Yeah. I'm doing a lot of double-vision stuff. Three Michael Jacksons and 3M--it's kind of funny. And then I'm taking slogans, like "Elvis more, pay less" which is like "Expect more, pay less."
Warhol always claimed he was being as American as he could be, but I think all the stuff was kind of tongue-in-cheek, poking fun at Hollywood, giant corporations, and advertising, and then bringing himself up into that whole realm. That's why I used local companies. I thought they were more likely to hit home for people.
Are there other artists from that period that you're trying to pull from stylistically, or is there a strictly-Warhol approach for yourself?
I don't know what other people are doing. I heard Jean-Michel Basquiat is another artist people are interested in kind of mimicking. But I was pretty focused on Warhol.
This is your 49th exhibit and your 31st group show. That's a lot of shows.
If I agree to an exhibition, it kind of sets me up to make a lot of work. You've committed yourself to making stuff. It's like with my website. I've created something new every day for over four years now. That's kind of my process. I dedicate myself to a show, and then I have a reason to make a bunch of art. Not that I need a reason, but I feel like I've publicly committed to doing that, so then I do it.
As a form of motivation?

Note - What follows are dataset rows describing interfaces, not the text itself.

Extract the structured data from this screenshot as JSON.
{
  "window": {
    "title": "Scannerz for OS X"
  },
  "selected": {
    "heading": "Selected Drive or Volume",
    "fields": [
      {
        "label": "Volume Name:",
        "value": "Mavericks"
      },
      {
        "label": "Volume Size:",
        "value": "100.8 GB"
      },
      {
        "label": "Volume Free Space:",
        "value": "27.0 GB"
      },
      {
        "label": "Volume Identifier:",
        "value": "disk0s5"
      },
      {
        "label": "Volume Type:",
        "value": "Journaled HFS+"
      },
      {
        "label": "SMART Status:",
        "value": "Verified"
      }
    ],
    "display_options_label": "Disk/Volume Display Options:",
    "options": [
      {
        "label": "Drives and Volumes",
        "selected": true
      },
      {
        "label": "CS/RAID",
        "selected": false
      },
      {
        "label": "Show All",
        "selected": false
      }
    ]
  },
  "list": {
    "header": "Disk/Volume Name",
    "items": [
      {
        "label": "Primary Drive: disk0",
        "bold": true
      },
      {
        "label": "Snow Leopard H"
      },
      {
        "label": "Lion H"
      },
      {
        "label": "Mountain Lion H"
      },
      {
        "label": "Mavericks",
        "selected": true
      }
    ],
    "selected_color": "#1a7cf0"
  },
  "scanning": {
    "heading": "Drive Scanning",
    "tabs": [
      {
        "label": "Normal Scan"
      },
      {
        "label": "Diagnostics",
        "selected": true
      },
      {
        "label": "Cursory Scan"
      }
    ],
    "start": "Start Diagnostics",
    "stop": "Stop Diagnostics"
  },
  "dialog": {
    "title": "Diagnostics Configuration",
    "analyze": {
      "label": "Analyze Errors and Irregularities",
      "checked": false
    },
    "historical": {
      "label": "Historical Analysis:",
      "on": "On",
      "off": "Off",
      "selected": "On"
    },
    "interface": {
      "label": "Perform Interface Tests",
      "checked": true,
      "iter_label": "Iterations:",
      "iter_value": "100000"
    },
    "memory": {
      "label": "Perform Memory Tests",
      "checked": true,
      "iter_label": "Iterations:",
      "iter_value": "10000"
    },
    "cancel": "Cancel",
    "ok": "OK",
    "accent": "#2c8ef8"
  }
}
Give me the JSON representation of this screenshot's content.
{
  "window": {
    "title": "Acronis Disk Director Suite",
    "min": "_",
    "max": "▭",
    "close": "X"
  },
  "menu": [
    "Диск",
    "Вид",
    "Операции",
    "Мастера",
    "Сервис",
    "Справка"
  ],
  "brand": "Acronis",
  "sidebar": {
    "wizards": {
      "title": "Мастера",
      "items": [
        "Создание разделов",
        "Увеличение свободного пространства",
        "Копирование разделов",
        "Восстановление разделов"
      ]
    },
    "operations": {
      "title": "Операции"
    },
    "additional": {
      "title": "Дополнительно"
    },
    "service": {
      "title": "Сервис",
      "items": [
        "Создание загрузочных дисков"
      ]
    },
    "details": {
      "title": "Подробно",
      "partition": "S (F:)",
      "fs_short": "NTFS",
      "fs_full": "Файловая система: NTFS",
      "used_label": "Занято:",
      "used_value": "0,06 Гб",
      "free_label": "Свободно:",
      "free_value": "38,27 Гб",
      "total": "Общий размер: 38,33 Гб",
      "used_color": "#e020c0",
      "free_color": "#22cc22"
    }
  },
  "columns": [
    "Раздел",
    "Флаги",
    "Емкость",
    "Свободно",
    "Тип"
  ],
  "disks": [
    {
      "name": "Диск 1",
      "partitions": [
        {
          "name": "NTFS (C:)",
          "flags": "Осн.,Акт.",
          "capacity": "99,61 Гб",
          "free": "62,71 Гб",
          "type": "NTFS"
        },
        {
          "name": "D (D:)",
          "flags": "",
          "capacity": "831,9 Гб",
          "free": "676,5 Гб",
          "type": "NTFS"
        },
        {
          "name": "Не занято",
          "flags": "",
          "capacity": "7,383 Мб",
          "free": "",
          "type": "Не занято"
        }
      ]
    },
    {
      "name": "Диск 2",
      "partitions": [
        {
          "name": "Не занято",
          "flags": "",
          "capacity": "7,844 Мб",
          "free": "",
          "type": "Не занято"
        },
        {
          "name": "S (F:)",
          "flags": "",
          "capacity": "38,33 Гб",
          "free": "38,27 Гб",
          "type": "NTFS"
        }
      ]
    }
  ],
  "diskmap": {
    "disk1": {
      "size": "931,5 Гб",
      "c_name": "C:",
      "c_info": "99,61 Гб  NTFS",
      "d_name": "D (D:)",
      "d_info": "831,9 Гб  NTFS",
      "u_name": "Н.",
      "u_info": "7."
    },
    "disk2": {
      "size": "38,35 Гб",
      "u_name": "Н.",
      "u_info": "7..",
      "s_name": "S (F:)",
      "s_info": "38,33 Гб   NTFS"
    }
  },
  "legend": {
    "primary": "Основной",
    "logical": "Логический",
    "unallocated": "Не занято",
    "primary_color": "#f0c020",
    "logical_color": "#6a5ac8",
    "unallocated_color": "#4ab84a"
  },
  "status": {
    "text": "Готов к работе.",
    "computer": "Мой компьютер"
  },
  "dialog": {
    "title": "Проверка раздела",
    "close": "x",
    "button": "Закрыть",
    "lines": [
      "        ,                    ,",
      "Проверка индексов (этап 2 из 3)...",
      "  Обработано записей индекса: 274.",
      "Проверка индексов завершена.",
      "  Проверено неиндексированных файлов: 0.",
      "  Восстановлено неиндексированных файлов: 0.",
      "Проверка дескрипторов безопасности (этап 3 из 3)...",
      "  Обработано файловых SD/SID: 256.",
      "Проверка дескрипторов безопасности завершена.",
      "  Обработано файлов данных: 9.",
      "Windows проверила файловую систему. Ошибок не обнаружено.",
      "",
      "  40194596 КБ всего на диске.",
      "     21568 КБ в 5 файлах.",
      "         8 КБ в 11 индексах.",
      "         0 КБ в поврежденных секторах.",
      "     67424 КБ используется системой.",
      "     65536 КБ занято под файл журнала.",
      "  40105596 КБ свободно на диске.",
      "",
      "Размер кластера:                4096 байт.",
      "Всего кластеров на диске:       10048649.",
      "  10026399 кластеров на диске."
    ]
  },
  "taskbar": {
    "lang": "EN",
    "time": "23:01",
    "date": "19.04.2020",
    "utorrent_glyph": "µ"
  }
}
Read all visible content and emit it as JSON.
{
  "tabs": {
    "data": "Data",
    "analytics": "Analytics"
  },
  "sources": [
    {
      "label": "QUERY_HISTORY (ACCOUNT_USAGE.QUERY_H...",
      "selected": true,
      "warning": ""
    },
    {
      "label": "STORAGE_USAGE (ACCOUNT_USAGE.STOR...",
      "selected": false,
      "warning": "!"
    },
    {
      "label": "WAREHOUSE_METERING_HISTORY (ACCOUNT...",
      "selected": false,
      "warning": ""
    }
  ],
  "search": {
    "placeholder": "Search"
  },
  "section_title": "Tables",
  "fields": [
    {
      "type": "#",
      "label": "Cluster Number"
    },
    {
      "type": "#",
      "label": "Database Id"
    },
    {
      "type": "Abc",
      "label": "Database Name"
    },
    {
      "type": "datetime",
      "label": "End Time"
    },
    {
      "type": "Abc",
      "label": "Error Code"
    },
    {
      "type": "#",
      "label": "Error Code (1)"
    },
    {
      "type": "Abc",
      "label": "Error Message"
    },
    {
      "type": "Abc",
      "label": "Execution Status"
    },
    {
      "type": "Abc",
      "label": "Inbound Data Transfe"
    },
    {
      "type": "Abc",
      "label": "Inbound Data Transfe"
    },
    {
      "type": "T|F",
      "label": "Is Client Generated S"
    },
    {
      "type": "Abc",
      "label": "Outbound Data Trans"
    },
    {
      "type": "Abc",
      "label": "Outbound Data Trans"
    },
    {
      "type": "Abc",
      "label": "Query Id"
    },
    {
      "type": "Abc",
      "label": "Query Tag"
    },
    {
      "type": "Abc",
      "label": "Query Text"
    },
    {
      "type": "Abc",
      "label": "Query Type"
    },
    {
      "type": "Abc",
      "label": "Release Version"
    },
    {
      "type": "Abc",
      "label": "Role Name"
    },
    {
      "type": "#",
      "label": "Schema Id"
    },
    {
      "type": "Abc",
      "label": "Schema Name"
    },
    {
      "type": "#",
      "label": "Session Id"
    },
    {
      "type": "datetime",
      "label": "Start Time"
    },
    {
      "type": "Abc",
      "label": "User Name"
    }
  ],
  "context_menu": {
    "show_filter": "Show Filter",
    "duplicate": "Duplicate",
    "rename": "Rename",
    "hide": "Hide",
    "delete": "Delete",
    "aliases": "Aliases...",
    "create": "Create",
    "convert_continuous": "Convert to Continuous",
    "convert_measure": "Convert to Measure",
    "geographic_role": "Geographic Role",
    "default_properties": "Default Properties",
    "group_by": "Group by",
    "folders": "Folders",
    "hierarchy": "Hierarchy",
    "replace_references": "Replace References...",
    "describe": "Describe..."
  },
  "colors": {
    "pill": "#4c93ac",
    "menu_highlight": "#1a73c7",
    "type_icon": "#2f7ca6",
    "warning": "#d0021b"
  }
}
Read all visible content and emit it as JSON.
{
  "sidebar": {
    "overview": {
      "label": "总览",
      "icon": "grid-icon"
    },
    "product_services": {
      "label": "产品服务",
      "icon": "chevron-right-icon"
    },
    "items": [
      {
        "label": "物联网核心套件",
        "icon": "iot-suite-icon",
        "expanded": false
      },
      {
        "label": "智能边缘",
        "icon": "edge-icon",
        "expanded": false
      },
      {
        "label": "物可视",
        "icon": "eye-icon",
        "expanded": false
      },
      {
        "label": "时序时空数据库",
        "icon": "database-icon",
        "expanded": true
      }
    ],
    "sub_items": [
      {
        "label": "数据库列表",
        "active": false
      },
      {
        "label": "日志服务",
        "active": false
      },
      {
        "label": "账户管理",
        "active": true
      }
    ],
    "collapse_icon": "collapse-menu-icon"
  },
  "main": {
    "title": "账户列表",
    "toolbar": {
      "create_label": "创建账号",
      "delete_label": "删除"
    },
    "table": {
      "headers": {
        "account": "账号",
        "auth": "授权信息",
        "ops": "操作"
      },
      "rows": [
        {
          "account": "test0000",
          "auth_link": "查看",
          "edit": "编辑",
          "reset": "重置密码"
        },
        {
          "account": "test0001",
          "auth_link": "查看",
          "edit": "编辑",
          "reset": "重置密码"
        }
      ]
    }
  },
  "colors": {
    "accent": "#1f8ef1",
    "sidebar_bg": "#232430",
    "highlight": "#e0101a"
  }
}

Yeah. With the daily website updates, it's become almost second nature. All day long, I'm looking for that hour or half-hour I put aside to make a drawing or thinking about what I'm going to be drawing, or looking for a photo to take.
If you go:
Glitter Ball 4
Friday, April 8 7:30 p.m. to 1 a.m.
$5/$25 at the door; $50 VIP
Grain Belt Bottling House
For tickets, visit www.irockthecause.org or call 612.207.6272